  • We believe CMS will have to collect this data every single year to be able to establish payment rates based on cost.

President’s Budget for FY 2021 - 340B Drug Pricing Program

The FY 2021 President’s budget request of $10.2 million for HRSA is equal to the FY 2020 enacted level. Additionally, the FY 2021 budget request includes $24 million from user fees as a new revenue source. In FY 2021, HRSA would begin the development of a multi-functional web-based user fee system that would calculate user fees based on required manufacturer sales data, collect user fees from covered entities, and verify payments. HRSA bases revenue projections on collecting up to 0.1% (or $1 for every $1,000) of the total 340B drug purchases paid by participating covered entities. Both appropriated resources and user fee revenue would support implementation of 340B Program statutory obligations, oversight of participating manufacturers and covered entities, operational improvements, and increased efficiencies using information technology.

The FY 2021 budget request also re-proposes to reform the 340B Program audit scope by HRSA and manufacturers through the General Provision in the Labor-Health and Human Services-Education Appropriations Act that would require covered entities to report both their savings and uses to HRSA, and provide HRSA with general regulatory authority. HRSA is currently evaluating its audit process and other program integrity efforts as they relate to HRSA’s ability to enforce and require corrective action in a Program that is primarily administered by guidance. Guidance documents do not provide HRSA appropriate enforcement capability, which is why HRSA has requested regulatory authority in the President’s budget each year since FY 2017.

The FY 2021 budget request provides resources for the 340B Program to educate participating covered entities and prospective sites on compliance with statutory requirements. The request supports facilitation of refunds and credits to entities that are overcharged by participating manufacturers as well as enhancements to the pricing system whereby covered entities access 340B ceiling price information via a secure website. System implementation began in the first two quarters of calendar year 2019, with manufacturers reporting data during the first quarter and prices being available to covered entities, after review and validation, on April 1, 2019.

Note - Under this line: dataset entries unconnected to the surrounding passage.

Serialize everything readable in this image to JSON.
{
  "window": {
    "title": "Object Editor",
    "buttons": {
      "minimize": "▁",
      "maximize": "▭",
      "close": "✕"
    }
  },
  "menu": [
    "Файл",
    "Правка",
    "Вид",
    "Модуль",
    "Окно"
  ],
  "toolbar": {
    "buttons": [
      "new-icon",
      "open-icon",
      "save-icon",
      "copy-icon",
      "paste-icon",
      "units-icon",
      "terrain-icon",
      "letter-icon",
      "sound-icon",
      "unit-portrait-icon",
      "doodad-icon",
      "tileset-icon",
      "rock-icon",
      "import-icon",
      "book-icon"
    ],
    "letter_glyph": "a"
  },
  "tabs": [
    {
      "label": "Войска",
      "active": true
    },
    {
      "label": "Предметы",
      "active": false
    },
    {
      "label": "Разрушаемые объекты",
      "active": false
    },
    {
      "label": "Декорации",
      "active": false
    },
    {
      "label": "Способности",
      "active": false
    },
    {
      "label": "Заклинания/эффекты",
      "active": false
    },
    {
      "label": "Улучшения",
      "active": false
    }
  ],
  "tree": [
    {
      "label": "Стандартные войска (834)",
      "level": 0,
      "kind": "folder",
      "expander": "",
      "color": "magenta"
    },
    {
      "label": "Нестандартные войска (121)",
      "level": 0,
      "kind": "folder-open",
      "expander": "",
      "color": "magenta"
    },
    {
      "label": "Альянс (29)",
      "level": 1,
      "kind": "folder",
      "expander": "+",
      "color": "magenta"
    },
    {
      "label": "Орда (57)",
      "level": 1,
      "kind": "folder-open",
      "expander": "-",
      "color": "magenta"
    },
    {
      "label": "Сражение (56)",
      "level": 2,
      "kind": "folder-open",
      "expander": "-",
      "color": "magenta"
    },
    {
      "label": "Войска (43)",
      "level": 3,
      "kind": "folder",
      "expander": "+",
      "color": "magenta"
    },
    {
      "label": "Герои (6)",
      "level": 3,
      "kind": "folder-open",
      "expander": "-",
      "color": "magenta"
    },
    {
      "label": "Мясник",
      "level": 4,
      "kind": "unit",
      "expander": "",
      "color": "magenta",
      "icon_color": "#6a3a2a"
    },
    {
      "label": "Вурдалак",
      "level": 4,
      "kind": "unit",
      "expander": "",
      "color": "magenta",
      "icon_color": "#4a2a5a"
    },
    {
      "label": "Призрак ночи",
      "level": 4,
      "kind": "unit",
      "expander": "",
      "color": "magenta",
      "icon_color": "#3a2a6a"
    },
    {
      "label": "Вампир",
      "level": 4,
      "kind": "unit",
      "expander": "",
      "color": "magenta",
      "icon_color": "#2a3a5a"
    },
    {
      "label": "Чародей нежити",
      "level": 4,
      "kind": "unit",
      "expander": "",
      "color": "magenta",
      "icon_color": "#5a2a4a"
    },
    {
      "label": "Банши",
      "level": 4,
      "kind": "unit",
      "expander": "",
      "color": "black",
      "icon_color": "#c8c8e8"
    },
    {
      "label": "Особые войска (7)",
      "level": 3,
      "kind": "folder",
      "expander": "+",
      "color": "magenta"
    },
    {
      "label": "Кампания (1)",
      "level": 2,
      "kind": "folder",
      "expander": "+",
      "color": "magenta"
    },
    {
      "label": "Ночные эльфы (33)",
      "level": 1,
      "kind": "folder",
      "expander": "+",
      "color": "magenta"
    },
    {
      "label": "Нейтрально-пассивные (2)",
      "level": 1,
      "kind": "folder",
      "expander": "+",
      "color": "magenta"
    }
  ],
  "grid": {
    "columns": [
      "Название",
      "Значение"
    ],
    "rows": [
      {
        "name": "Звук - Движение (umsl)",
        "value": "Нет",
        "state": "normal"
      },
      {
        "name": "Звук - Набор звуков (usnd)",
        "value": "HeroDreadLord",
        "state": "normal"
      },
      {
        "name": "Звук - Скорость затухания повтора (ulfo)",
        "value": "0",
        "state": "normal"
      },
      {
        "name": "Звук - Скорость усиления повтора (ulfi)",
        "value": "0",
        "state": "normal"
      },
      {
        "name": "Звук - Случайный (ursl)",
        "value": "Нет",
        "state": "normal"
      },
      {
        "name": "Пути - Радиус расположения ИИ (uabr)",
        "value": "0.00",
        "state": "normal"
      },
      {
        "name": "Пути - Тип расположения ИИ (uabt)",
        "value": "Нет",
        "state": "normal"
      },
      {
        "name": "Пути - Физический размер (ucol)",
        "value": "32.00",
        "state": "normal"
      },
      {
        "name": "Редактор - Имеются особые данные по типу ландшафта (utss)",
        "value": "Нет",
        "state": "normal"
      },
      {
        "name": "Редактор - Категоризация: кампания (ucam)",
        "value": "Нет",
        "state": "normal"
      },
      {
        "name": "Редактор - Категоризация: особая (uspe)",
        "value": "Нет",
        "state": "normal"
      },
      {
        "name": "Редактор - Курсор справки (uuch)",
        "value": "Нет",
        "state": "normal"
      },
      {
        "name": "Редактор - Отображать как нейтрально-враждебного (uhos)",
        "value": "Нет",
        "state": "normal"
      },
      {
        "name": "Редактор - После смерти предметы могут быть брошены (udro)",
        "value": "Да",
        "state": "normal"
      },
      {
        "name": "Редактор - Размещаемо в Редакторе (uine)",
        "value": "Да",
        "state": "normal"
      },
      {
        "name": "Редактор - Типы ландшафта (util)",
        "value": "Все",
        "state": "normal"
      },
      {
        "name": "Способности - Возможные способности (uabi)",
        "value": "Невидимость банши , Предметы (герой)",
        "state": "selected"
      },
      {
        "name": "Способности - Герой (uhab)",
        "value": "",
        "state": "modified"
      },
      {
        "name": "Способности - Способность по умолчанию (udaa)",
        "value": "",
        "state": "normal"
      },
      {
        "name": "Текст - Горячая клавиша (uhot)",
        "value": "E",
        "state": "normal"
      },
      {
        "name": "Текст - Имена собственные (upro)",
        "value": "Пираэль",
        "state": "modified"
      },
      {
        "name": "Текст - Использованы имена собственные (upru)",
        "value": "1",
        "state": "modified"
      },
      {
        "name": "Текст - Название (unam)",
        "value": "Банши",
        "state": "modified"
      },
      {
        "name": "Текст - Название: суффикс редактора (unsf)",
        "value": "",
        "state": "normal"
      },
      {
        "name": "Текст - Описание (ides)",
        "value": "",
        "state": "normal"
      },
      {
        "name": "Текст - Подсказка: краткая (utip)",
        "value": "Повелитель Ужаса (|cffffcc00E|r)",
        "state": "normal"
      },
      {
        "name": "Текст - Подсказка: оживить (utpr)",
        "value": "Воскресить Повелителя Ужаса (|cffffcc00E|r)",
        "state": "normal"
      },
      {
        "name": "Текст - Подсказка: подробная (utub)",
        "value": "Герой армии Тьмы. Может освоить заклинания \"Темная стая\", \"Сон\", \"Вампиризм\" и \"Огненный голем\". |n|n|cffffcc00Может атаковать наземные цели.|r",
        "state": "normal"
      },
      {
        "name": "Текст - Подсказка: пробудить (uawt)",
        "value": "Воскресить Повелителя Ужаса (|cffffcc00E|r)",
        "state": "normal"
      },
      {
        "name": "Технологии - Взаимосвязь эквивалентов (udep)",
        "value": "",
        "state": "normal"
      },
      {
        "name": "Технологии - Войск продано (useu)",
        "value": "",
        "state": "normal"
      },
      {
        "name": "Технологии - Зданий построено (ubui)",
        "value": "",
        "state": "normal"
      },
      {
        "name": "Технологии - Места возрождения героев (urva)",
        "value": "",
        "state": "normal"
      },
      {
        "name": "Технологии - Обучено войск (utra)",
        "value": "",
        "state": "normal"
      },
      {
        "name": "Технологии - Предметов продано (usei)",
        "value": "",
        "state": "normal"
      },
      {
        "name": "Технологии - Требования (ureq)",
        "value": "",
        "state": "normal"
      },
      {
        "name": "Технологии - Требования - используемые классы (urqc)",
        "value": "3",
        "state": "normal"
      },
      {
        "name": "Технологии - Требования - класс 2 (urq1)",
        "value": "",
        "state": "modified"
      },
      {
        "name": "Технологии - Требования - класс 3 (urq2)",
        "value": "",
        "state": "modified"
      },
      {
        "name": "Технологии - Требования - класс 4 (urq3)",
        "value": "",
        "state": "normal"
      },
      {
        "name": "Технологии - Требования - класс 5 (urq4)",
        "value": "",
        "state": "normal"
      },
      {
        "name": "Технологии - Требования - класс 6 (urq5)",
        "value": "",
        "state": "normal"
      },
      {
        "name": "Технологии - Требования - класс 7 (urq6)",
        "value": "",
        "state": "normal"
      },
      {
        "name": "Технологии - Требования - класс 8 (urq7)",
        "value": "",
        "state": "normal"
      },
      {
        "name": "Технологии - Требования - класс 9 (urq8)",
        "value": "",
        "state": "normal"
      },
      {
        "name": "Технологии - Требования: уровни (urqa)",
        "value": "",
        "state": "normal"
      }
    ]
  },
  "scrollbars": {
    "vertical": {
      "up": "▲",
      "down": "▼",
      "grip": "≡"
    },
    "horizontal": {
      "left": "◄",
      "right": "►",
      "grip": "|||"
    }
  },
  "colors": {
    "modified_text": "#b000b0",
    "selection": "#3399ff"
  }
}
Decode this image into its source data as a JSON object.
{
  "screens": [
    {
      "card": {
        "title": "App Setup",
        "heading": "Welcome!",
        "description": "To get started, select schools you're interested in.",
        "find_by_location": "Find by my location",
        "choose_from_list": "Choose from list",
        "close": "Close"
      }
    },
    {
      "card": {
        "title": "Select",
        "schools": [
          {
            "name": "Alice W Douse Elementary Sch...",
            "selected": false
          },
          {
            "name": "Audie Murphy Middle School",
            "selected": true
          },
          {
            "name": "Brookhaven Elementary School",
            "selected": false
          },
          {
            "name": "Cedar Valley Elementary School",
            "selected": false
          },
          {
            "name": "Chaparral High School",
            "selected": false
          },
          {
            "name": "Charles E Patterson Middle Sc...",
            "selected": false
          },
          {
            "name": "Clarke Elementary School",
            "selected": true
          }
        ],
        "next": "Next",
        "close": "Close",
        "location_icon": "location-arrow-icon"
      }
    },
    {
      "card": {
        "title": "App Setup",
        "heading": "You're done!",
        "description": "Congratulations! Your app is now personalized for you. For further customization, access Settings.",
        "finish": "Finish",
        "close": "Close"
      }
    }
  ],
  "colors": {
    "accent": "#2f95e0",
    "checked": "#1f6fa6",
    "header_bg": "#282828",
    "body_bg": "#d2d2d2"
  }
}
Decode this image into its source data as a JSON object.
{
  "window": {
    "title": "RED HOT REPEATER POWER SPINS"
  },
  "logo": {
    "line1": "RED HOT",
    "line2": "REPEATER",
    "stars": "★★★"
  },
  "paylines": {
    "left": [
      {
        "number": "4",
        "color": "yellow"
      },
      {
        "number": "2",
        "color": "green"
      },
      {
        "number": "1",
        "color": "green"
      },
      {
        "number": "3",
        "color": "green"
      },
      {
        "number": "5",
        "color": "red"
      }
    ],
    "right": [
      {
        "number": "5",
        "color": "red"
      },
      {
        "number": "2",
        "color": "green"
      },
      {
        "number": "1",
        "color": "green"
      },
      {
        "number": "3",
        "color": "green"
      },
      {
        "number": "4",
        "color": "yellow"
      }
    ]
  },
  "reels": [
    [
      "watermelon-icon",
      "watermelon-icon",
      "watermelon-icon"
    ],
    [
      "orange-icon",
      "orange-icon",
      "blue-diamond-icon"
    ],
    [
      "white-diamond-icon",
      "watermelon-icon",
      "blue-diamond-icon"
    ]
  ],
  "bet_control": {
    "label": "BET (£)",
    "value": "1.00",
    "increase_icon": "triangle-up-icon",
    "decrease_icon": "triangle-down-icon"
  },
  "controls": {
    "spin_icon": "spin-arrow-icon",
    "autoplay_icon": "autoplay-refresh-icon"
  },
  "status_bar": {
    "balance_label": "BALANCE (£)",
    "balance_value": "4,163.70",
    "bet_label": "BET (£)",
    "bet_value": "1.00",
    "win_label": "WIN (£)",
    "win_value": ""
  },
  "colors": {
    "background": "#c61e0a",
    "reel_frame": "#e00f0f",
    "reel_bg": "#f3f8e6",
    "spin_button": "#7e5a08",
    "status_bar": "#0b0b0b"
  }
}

HRSA plans to continue random and targeted audits of covered entities and manufacturers, as well as publish audit report summaries on the HRSA website to expand the 340B Program’s compliance reach while managing program risk. User fees would provide the additional funding need to hire and train staff to expand capacity to conduct additional covered entity audits in the future, conduct additional manufacturer audits, and write reports, work with entities and manufacturers through the notice and hearing process, and finalize information for public dissemination.

HRSA measures 340B Program performance by two key metrics: numbers of covered entities and manufacturer's audits. As of October 1, 2019, participation levels included 12,414 covered entities and 34,629 associated sites participating in the 340B Program, for a total of 47,043 registered sites. The 47,043 covered entity sites have contract pharmacy arrangements that support 25,654 unique pharmacy locations registered in the 340B database.

© Polsinelli PC, Polsinelli LLP in California


About this Author

Kyle A. Vasquez, Polsinelli, Compliance Support Lawyer, Health Care Reform Attorney

Kyle Vasquez provides pragmatic legal and compliance support to a wide range of health care clients. He utilizes his background in health law and his prior experience as a health care consultant to develop creative approaches that address the unique challenges that health care providers face. Kyle works collaboratively with health care stakeholders to assist in identifying forward-thinking models that meet their financial and operational needs. Kyle represents a broad set of health care entities including multi-hospital health systems, community hospitals, FQHCs,...


Lidia Niecko-Najjum helps clients solve problems through pragmatic and business-focused client counseling and advising. With 10 years of cumulative experience in nursing, policy, and law, her practice focuses on health care regulatory, coverage and payment, compliance, transaction, and policy matters.